I have appreciated the many news outlets that have been giving me important and useful information about the coronavirus in my community, as well as those that have been informing me about what’s going on nationally and internationally.
Early in this crisis, we heard many people and some politicians saying this was an “emergency” manufactured by the media. Some even said that it was a crisis aimed at President Trump to “impeach” him with negative media reports. Finally, though, most people began realizing that we are in a serious disaster, and we must come together to defeat COVID-19.
Through it all, journalists have been telling us what is happening in our communities, and at the state, national and international levels. They have done this by going into the streets talking to people, bringing you live updates on what government officials are doing and streaming information directly to you from health experts.
They are doing their jobs, even as they cope with the same personal challenges that their communities face. They are among many professionals who work when there is a crisis: Public safety employees, other emergency responders, health care providers, government leaders, utility workers who have to keep the power grid going. I can’t name them all here, but they work while we shelter at home to avoid spreading the virus. We thank them daily for their professionalism.
Journalists give us solid, factual information so we can make good decisions about our activities, and allow us to smartly care for our loved ones.
The New York Times recently published a story on the role that the Seattle Times has played in its community, which is probably the hottest of the coronavirus hotspots in the nation. This passage stood out in my reading of the article about the Seattle Times:
“As the national media began descending on Kirkland, The (Seattle) Times remained focused on telling residents which schools had closed, how they could buy groceries online and how local health care workers were beginning to ration medical supplies. ‘That’s what local papers are meant to do,” (reporter Sydney) Brownstone said. “We’re not built for a lot of other things, but we’re built for this.’”
Keep in mind that the journalists in Seattle have the same risks as community residents. “In the newsroom, tubs of Clorox wipes sit on tables,” says the story by Rachel Abrams. “Editors have started to hold meetings remotely, even for those in the office, who log in from their desks. The executive editor, Michele Matassa Flores, has encouraged the staff to work from home, but many aren’t listening. The tone of her emails has gotten more forceful.
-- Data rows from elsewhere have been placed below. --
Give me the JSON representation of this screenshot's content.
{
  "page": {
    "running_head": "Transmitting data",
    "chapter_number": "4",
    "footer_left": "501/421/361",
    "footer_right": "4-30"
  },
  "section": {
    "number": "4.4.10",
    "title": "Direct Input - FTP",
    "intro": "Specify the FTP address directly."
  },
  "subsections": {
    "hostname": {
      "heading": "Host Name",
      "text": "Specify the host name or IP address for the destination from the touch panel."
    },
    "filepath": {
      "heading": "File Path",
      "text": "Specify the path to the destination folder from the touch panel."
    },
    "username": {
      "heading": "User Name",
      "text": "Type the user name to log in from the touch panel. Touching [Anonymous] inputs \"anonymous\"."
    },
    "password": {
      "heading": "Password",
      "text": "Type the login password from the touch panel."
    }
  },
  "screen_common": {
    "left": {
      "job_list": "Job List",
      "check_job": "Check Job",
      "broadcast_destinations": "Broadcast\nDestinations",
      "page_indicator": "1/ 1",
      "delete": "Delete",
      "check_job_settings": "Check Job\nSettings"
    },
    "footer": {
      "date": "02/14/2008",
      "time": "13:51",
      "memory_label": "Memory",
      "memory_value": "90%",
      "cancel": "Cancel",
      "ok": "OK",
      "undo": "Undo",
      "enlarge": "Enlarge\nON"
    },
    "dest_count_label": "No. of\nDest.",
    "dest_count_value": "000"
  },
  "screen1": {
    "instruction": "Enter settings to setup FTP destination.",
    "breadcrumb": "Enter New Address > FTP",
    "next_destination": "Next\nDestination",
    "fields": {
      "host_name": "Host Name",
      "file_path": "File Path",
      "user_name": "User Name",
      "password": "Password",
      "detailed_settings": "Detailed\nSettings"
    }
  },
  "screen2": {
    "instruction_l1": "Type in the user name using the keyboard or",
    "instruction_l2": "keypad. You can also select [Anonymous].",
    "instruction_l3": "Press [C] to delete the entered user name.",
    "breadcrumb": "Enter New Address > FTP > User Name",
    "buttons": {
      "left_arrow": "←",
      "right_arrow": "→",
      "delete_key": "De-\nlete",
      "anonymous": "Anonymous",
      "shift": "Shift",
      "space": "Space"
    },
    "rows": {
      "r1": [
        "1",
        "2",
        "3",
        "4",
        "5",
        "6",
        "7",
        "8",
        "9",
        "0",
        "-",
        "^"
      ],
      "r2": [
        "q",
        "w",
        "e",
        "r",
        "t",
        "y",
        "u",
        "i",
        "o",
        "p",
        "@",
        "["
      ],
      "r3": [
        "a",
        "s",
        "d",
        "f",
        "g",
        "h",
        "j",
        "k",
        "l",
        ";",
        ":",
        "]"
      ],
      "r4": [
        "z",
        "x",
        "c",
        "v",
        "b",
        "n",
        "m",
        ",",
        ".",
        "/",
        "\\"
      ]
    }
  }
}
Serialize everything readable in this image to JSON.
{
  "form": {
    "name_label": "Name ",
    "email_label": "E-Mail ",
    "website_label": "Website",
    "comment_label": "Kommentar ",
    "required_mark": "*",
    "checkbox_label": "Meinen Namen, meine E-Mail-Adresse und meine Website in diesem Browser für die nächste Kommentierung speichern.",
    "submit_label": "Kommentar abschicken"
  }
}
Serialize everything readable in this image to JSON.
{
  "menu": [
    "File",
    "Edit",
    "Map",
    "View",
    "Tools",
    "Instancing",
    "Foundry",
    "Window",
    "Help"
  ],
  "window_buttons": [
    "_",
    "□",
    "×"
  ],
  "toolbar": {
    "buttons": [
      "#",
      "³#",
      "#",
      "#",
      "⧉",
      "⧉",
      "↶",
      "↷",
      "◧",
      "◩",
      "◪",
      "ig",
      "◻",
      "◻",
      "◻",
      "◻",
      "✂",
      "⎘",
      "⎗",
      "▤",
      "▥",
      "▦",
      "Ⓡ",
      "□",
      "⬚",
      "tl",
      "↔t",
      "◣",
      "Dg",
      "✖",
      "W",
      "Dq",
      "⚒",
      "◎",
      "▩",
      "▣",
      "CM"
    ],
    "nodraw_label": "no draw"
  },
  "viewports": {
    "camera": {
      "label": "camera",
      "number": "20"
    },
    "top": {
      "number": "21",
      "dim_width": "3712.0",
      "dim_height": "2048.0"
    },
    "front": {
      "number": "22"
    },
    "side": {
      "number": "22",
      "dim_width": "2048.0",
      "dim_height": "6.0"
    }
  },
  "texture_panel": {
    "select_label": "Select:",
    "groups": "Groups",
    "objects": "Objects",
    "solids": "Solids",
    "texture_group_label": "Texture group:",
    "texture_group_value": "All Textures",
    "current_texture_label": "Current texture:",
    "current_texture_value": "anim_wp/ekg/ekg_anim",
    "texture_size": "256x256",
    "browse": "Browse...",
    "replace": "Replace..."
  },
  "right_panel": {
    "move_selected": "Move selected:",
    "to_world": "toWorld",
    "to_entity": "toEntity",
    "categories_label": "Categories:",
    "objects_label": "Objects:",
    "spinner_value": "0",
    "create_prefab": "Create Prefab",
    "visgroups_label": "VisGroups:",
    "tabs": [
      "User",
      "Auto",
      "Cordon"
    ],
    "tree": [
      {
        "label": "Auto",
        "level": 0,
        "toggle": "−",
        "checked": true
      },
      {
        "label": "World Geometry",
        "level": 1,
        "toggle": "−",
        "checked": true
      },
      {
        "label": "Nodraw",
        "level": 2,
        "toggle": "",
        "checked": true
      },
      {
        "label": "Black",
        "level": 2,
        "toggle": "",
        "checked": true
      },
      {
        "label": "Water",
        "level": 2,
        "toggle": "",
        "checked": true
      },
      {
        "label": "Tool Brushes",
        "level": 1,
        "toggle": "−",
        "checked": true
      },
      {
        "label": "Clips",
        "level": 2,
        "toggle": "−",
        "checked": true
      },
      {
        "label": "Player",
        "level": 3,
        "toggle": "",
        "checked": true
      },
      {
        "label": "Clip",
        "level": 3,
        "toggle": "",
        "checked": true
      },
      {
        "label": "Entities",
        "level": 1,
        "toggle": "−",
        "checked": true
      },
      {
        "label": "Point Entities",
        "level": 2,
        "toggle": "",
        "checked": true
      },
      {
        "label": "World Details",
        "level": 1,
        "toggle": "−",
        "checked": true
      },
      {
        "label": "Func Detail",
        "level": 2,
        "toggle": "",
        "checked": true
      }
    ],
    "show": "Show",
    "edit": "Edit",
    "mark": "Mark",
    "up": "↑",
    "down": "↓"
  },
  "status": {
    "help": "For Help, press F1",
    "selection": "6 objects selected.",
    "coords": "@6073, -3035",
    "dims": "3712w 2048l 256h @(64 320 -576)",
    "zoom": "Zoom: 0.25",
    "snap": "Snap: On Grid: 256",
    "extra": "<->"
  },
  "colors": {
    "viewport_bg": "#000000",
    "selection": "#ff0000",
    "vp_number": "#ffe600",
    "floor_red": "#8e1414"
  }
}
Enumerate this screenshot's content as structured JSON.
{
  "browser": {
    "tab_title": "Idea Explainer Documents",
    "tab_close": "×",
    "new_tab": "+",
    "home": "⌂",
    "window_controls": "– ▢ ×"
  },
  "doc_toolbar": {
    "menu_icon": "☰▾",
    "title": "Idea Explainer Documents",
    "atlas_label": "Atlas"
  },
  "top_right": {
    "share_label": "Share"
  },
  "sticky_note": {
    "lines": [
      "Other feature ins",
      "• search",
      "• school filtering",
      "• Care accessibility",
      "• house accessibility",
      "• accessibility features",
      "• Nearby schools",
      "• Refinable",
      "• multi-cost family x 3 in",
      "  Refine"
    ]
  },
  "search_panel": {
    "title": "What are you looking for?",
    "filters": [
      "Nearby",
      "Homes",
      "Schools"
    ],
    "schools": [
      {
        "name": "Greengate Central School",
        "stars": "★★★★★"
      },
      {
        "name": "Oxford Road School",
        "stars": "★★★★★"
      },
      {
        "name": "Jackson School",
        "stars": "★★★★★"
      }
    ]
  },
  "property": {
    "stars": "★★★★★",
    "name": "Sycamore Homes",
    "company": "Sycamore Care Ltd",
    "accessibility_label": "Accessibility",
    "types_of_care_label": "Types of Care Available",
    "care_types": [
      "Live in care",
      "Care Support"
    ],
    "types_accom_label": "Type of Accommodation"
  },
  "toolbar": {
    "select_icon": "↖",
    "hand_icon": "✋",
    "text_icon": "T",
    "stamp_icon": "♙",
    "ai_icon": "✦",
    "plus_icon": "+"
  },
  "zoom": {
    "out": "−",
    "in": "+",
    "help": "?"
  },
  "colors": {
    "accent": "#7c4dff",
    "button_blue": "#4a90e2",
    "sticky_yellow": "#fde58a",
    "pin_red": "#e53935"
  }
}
“’IMPORTANT: We expect you to be working remotely,’ a recent subject line said.”
Flores is planning for the time that a Seattle Times staff member comes down with coronavirus, and how the paper will adjust to that reality. That’s the kind of thinking that is always on the minds of editors.
While the Seattle Times has been doing great work in its community, so have other media outlets across the nation. Facts matter during a crisis, and it makes a difference when media outlets in your community are giving them to you in a straightforward and timely way.
The journalists I read daily are serving the San Joaquin Valley very well. That is helpful as we cope with the coronavirus crisis. To the journalists in our region, thanks for all you are doing to help us get through this crisis.